START Supplied entries

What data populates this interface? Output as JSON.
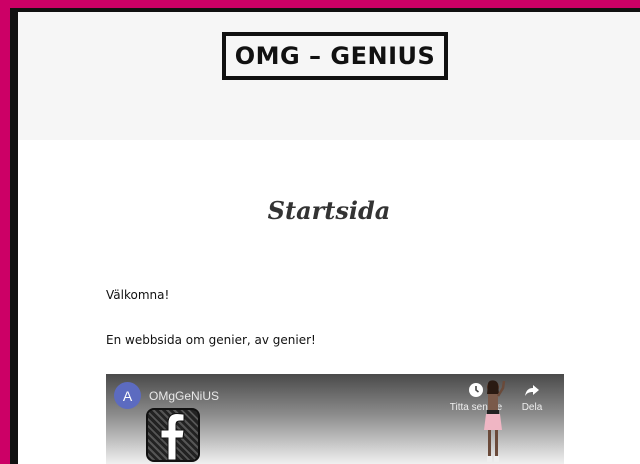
{
  "site": {
    "title": "OMG – GENIUS"
  },
  "page": {
    "title": "Startsida",
    "paragraphs": [
      "Välkomna!",
      "En webbsida om genier, av genier!"
    ]
  },
  "video": {
    "channel_initial": "A",
    "channel_name": "OMgGeNiUS",
    "watch_later_label": "Titta senare",
    "share_label": "Dela"
  },
  "colors": {
    "frame": "#cc0066",
    "header_bg": "#f6f6f6",
    "avatar": "#5c6bc0"
  }
}
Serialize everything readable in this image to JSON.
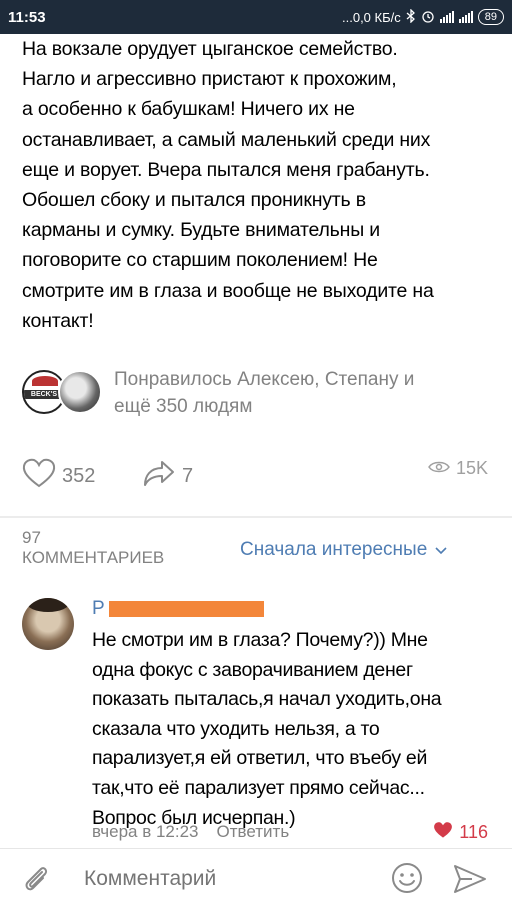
{
  "status_bar": {
    "time": "11:53",
    "net_speed": "...0,0 КБ/с",
    "battery": "89"
  },
  "post": {
    "lines": [
      "На вокзале орудует цыганское семейство.",
      "Нагло и агрессивно пристают к прохожим,",
      "а особенно к бабушкам! Ничего их не",
      "останавливает, а самый маленький среди них",
      "еще и ворует. Вчера пытался меня грабануть.",
      "Обошел сбоку и пытался проникнуть в",
      "карманы и сумку. Будьте внимательны и",
      "поговорите со старшим поколением! Не",
      "смотрите им в глаза и вообще не выходите на",
      "контакт!"
    ]
  },
  "likers": {
    "line1": "Понравилось Алексею, Степану и",
    "line2": "ещё 350 людям",
    "avatar1_text": "BECK'S"
  },
  "actions": {
    "likes": "352",
    "shares": "7",
    "views": "15K"
  },
  "comments_header": {
    "count": "97",
    "label": "КОММЕНТАРИЕВ",
    "sort": "Сначала интересные"
  },
  "comment": {
    "author_initial": "Р",
    "lines": [
      "Не смотри им в глаза? Почему?)) Мне",
      "одна фокус с заворачиванием денег",
      "показать пыталась,я начал уходить,она",
      "сказала что уходить нельзя, а то",
      "парализует,я ей ответил, что въебу ей",
      "так,что её парализует прямо сейчас...",
      "Вопрос был исчерпан.)"
    ],
    "time": "вчера в 12:23",
    "reply": "Ответить",
    "likes": "116"
  },
  "composer": {
    "placeholder": "Комментарий"
  },
  "colors": {
    "accent": "#4f7db3",
    "secondary_text": "#828282",
    "like_red": "#d33b49",
    "redaction": "#f3863a",
    "status_bar": "#1e2b3a"
  }
}
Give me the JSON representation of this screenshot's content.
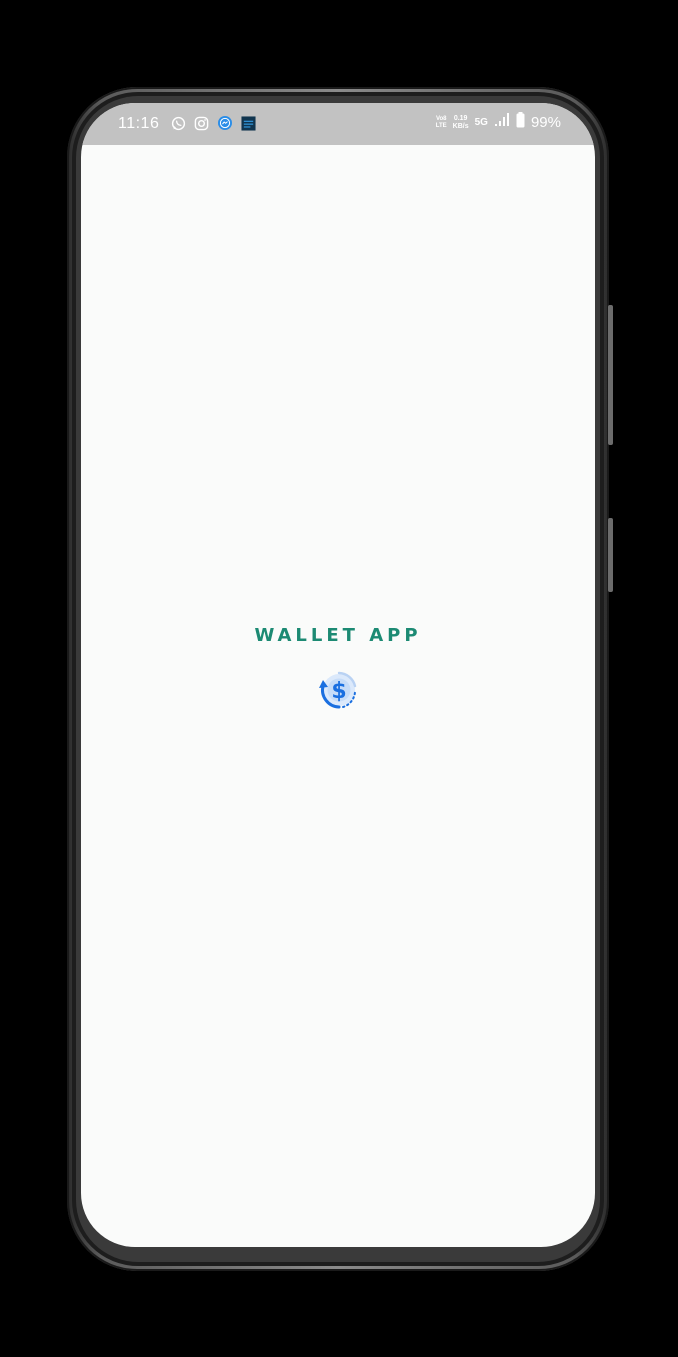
{
  "status_bar": {
    "time": "11:16",
    "icons_left": [
      "whatsapp-icon",
      "instagram-icon",
      "messenger-icon",
      "app-notification-icon"
    ],
    "volte_line1": "Vo8",
    "volte_line2": "LTE",
    "net_speed_value": "0.19",
    "net_speed_unit": "KB/s",
    "network_type": "5G",
    "battery_percent": "99%"
  },
  "splash": {
    "title": "WALLET APP",
    "logo_icon": "dollar-exchange-icon"
  },
  "colors": {
    "title": "#1c8a73",
    "logo_blue": "#1a6fe0",
    "logo_light": "#dbe9fb",
    "screen_bg": "#fafbfa",
    "status_bar_bg": "#c2c2c2"
  }
}
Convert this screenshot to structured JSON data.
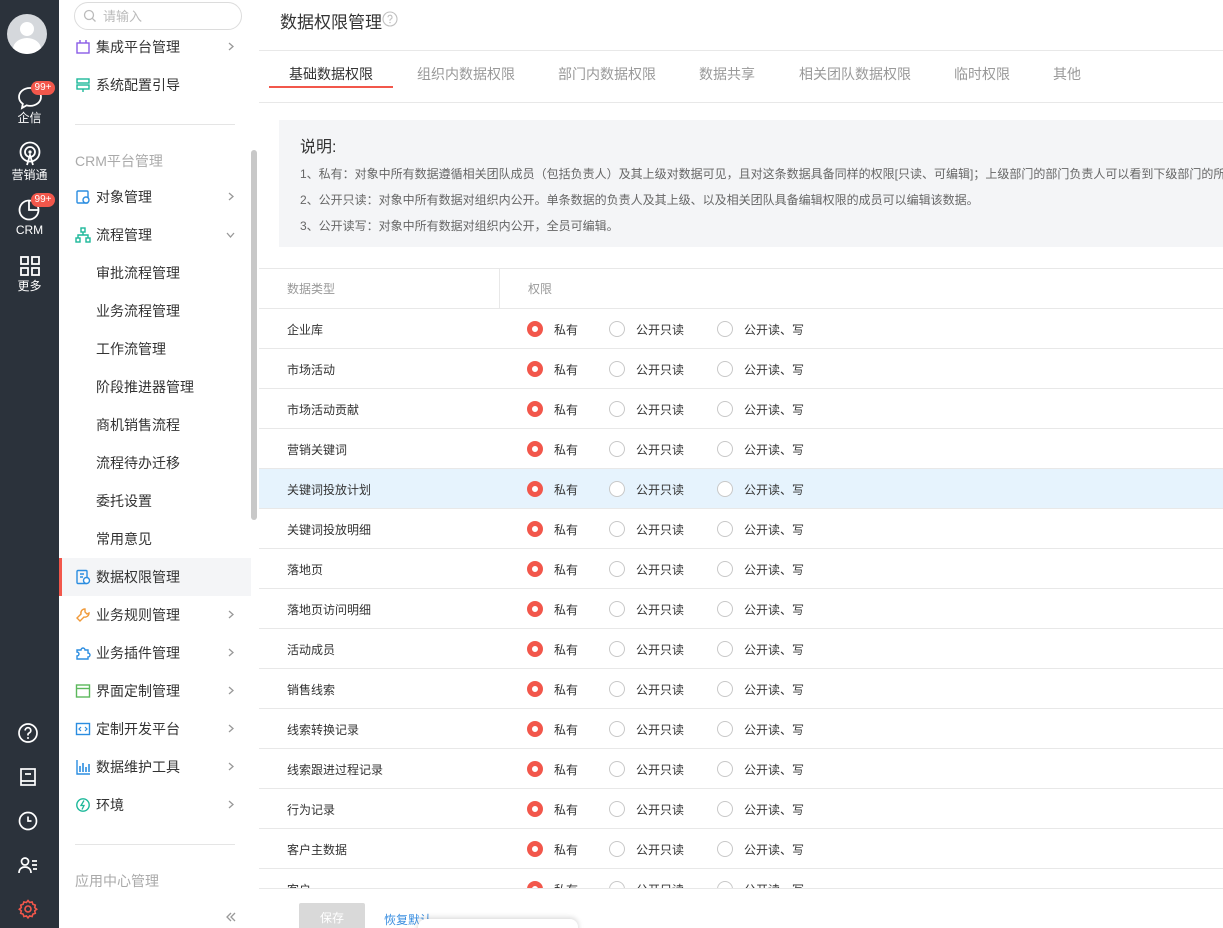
{
  "rail": {
    "items": [
      {
        "label": "企信",
        "badge": "99+"
      },
      {
        "label": "营销通"
      },
      {
        "label": "CRM",
        "badge": "99+"
      },
      {
        "label": "更多"
      }
    ]
  },
  "sidebar": {
    "search_placeholder": "请输入",
    "top_items": [
      {
        "label": "集成平台管理"
      },
      {
        "label": "系统配置引导"
      }
    ],
    "section_crm": "CRM平台管理",
    "items": [
      {
        "label": "对象管理"
      },
      {
        "label": "流程管理"
      }
    ],
    "sub_items": [
      "审批流程管理",
      "业务流程管理",
      "工作流管理",
      "阶段推进器管理",
      "商机销售流程",
      "流程待办迁移",
      "委托设置",
      "常用意见"
    ],
    "more_items": [
      {
        "label": "数据权限管理"
      },
      {
        "label": "业务规则管理"
      },
      {
        "label": "业务插件管理"
      },
      {
        "label": "界面定制管理"
      },
      {
        "label": "定制开发平台"
      },
      {
        "label": "数据维护工具"
      },
      {
        "label": "环境"
      }
    ],
    "section_app": "应用中心管理"
  },
  "main": {
    "title": "数据权限管理",
    "tabs": [
      "基础数据权限",
      "组织内数据权限",
      "部门内数据权限",
      "数据共享",
      "相关团队数据权限",
      "临时权限",
      "其他"
    ],
    "note": {
      "title": "说明:",
      "lines": [
        "1、私有：对象中所有数据遵循相关团队成员（包括负责人）及其上级对数据可见，且对这条数据具备同样的权限[只读、可编辑]；上级部门的部门负责人可以看到下级部门的所",
        "2、公开只读：对象中所有数据对组织内公开。单条数据的负责人及其上级、以及相关团队具备编辑权限的成员可以编辑该数据。",
        "3、公开读写：对象中所有数据对组织内公开，全员可编辑。"
      ]
    },
    "table": {
      "col_type": "数据类型",
      "col_perm": "权限",
      "options": [
        "私有",
        "公开只读",
        "公开读、写"
      ],
      "rows": [
        {
          "name": "企业库",
          "selected": 0
        },
        {
          "name": "市场活动",
          "selected": 0
        },
        {
          "name": "市场活动贡献",
          "selected": 0
        },
        {
          "name": "营销关键词",
          "selected": 0
        },
        {
          "name": "关键词投放计划",
          "selected": 0
        },
        {
          "name": "关键词投放明细",
          "selected": 0
        },
        {
          "name": "落地页",
          "selected": 0
        },
        {
          "name": "落地页访问明细",
          "selected": 0
        },
        {
          "name": "活动成员",
          "selected": 0
        },
        {
          "name": "销售线索",
          "selected": 0
        },
        {
          "name": "线索转换记录",
          "selected": 0
        },
        {
          "name": "线索跟进过程记录",
          "selected": 0
        },
        {
          "name": "行为记录",
          "selected": 0
        },
        {
          "name": "客户主数据",
          "selected": 0
        },
        {
          "name": "客户",
          "selected": 0
        }
      ]
    },
    "footer": {
      "save": "保存",
      "restore": "恢复默认"
    }
  },
  "colors": {
    "accent": "#f2574b",
    "rail_bg": "#2b323b",
    "link": "#3b8fe0",
    "hover_row": "#e6f3fd"
  }
}
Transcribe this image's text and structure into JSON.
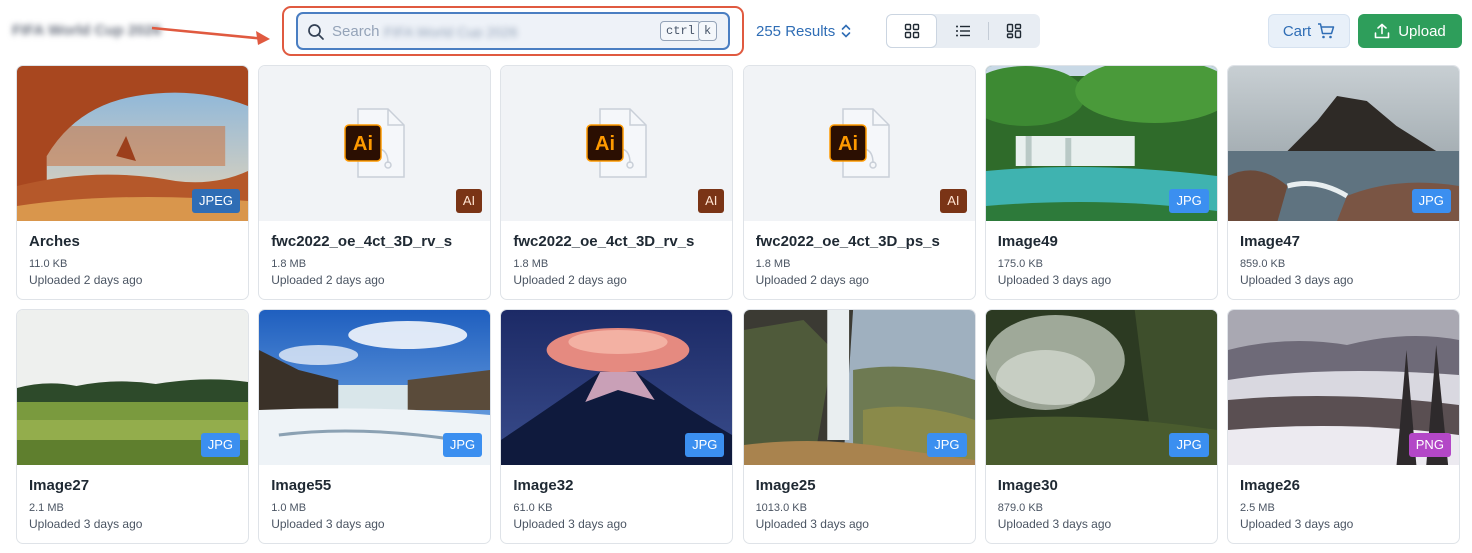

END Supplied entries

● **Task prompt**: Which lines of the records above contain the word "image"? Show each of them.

● **Written response**:
Serialize everything readable in this image to JSON.
Transcribe this image's text and structure into JSON.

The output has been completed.